Buda. Bracketed by sprawling mountain ranges, Buda’s rolling landscape and refreshingly cool climate make it one of the best destinations for a weekend wandering in Davao.  If eco-adventure is your game, the city’s farthermost northern village—just a few meters away from Bukidnon—is the ideal place to be. 



Frequented by local and foreign tourists who want to escape the din and drudgery of the lowlands, Buda, to some people, is a portmanteau for the Bukidnon-Davao Road. A quick peek into the list of the city’s 182 barangays (villages), however, shows that there’s indeed a place that also goes by that same name.


Buda, like the other villages in Marilog, offers a refreshingly cool ambience that’s similar to the one you get to experience in Baguio. The village’s most distinctive landmark is probably Seagull Mountain Resort (Others, however, consider the resort as part of the village of Lorega in Kitaotao, Bukidnon).

Seagull's cafe and restaurant







Owned by the Durezas, one of Davao’s prominent political clans, the mountain resort is nestled on a sprawling estate with an altitude of about 1,200 m (4,000 ft) above sea level. Its amenities include a golf course, a jogging trail, a chapel, a path for staging the Way of the Cross, a tent and picnic area, a pavilion, a coffee shop, among others. 

Seagull Mountain Resort also boasts of several nice accommodations, including cottages (known as condo units) that can shelter two to four people and log cabins that can house as many as three people each.

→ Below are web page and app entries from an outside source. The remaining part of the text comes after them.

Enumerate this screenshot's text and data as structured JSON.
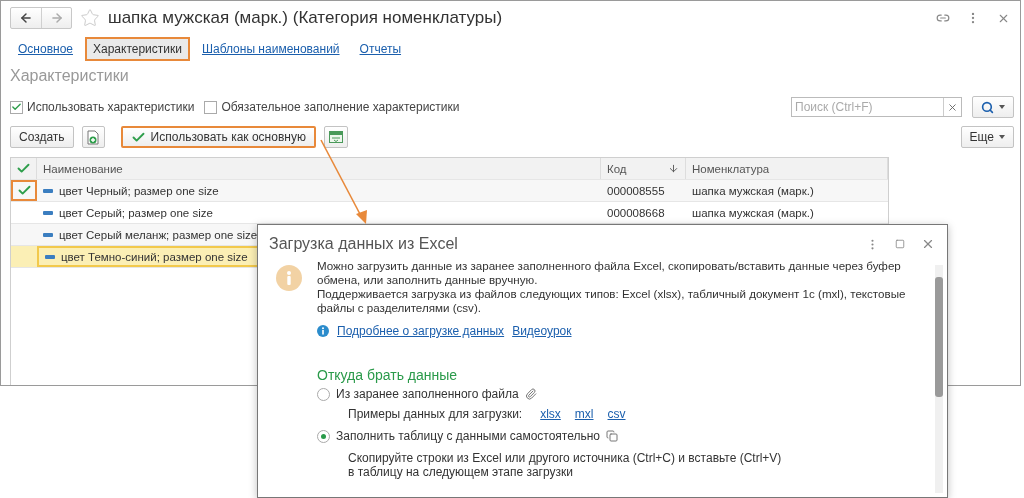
{
  "window": {
    "title": "шапка мужская (марк.) (Категория номенклатуры)",
    "tabs": [
      {
        "label": "Основное",
        "selected": false,
        "highlighted": false
      },
      {
        "label": "Характеристики",
        "selected": true,
        "highlighted": true
      },
      {
        "label": "Шаблоны наименований",
        "selected": false,
        "highlighted": false
      },
      {
        "label": "Отчеты",
        "selected": false,
        "highlighted": false
      }
    ],
    "section_title": "Характеристики",
    "options": [
      {
        "label": "Использовать характеристики",
        "checked": true
      },
      {
        "label": "Обязательное заполнение характеристики",
        "checked": false
      }
    ],
    "search": {
      "placeholder": "Поиск (Ctrl+F)"
    },
    "toolbar": {
      "create": "Создать",
      "use_as_main": {
        "label": "Использовать как основную",
        "highlighted": true
      },
      "more": "Еще"
    },
    "table": {
      "columns": [
        {
          "label": "Наименование"
        },
        {
          "label": "Код",
          "sorted": true
        },
        {
          "label": "Номенклатура"
        }
      ],
      "rows": [
        {
          "name": "цвет Черный; размер one size",
          "code": "000008555",
          "nomenclature": "шапка мужская (марк.)",
          "main": true,
          "selected": false,
          "highlighted": true
        },
        {
          "name": "цвет Серый; размер one size",
          "code": "000008668",
          "nomenclature": "шапка мужская (марк.)",
          "main": false,
          "selected": false,
          "highlighted": false
        },
        {
          "name": "цвет Серый меланж; размер one size",
          "main": false,
          "selected": false,
          "highlighted": false
        },
        {
          "name": "цвет Темно-синий; размер one size",
          "main": false,
          "selected": true,
          "highlighted": false
        }
      ]
    }
  },
  "dialog": {
    "title": "Загрузка данных из Excel",
    "paragraphs": [
      "Можно загрузить данные из заранее заполненного файла Excel, скопировать/вставить данные через буфер обмена, или заполнить данные вручную.",
      "Поддерживается загрузка из файлов следующих типов: Excel (xlsx), табличный документ 1с (mxl), текстовые файлы с разделителями (csv)."
    ],
    "links": [
      "Подробнее о загрузке данных",
      "Видеоурок"
    ],
    "section": "Откуда брать данные",
    "options": [
      {
        "kind": "file",
        "label": "Из заранее заполненного файла",
        "selected": false,
        "examples_label": "Примеры данных для загрузки:",
        "examples": [
          "xlsx",
          "mxl",
          "csv"
        ]
      },
      {
        "kind": "manual",
        "label": "Заполнить таблицу с данными самостоятельно",
        "selected": true,
        "hint": "Скопируйте строки из Excel или другого источника (Ctrl+C) и вставьте (Ctrl+V) в таблицу на следующем этапе загрузки"
      }
    ]
  }
}
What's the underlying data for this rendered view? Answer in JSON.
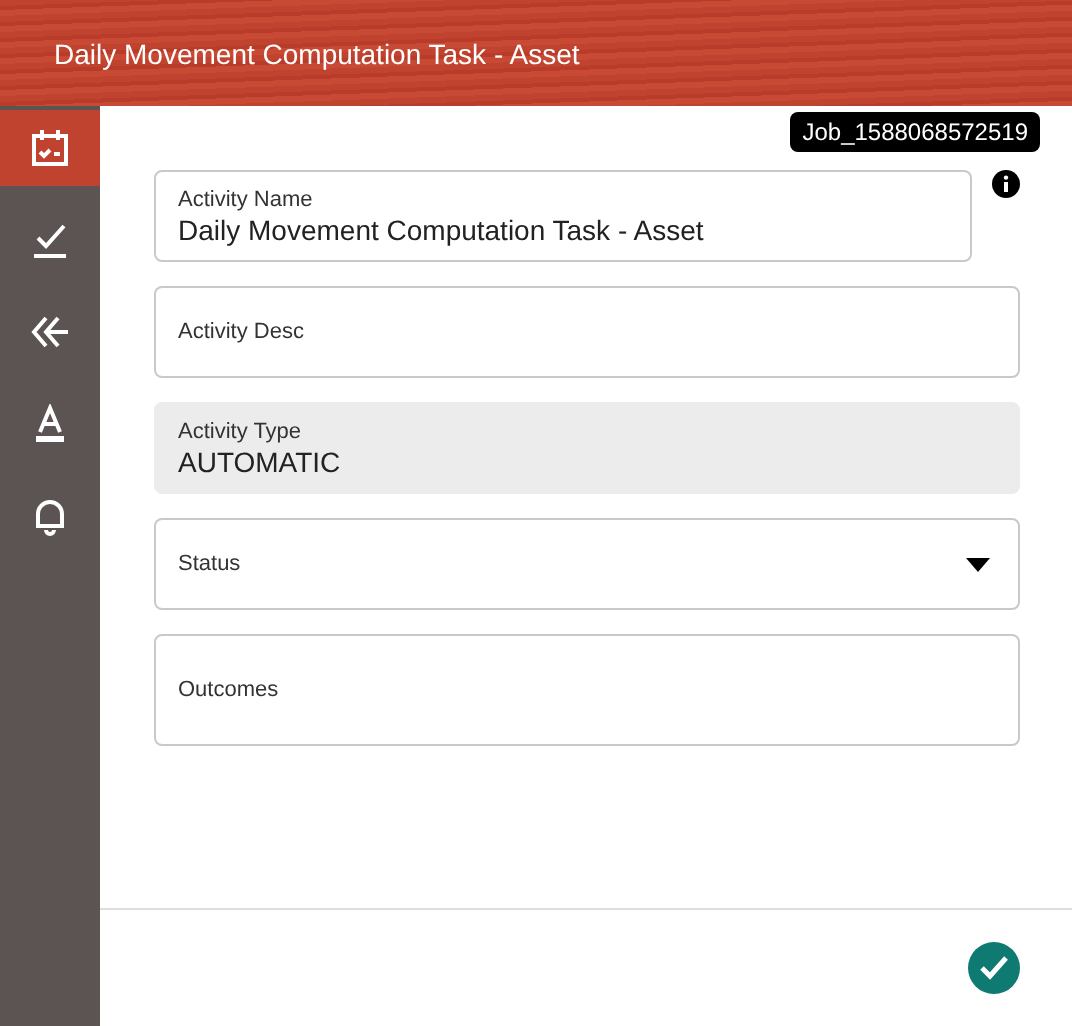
{
  "header": {
    "title": "Daily Movement Computation Task - Asset"
  },
  "sidebar": {
    "items": [
      {
        "kind": "calendar",
        "selected": true
      },
      {
        "kind": "check",
        "selected": false
      },
      {
        "kind": "back",
        "selected": false
      },
      {
        "kind": "text",
        "selected": false
      },
      {
        "kind": "bell",
        "selected": false
      }
    ]
  },
  "tooltip": {
    "text": "Job_1588068572519"
  },
  "fields": [
    {
      "kind": "text",
      "label": "Activity Name",
      "value": "Daily Movement Computation Task - Asset",
      "info": true
    },
    {
      "kind": "text",
      "label": "Activity Desc"
    },
    {
      "kind": "readonly",
      "label": "Activity Type",
      "value": "AUTOMATIC"
    },
    {
      "kind": "select",
      "label": "Status"
    },
    {
      "kind": "textarea",
      "label": "Outcomes"
    }
  ]
}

It also has designated campsites for those who want to sleep outdoors.


Two of Seagull's sought-after delights—suman (glutinous rice cake) 
and sikwate (hot chocolate drink)





Perhaps the resort’s best natural come-on is the waterfalls found just a few meters away from its main complex. The refreshingly cool cascade supplies water to Seagull’s four swimming pools—a deep one for adults, two for kiddos and a shallow one (located near the waterfalls). 

Not to be missed when you’re at Seagull are its sought-after mouth-watering treats—suman (glutinous rice cake) and sikwate (hot chocolate drink), the perfect brekkie for weekend wanderers. For more about this exciting mountain resort in Buda, visit my post at  http://scorpio-sojourn.blogspot.com/2011/08/seeking-serenity-in-seagull-mountain.html.
 
As your thoughts turn to nature this summer, these are but a few of the destinations that would surely magnetize you when you visit Marilog. So, weekend wanderers, see to it that you add this haven in the highlands of Davao City to your list of options for a vacay. Go there and get magnetized by Marilog’s marvels! :-D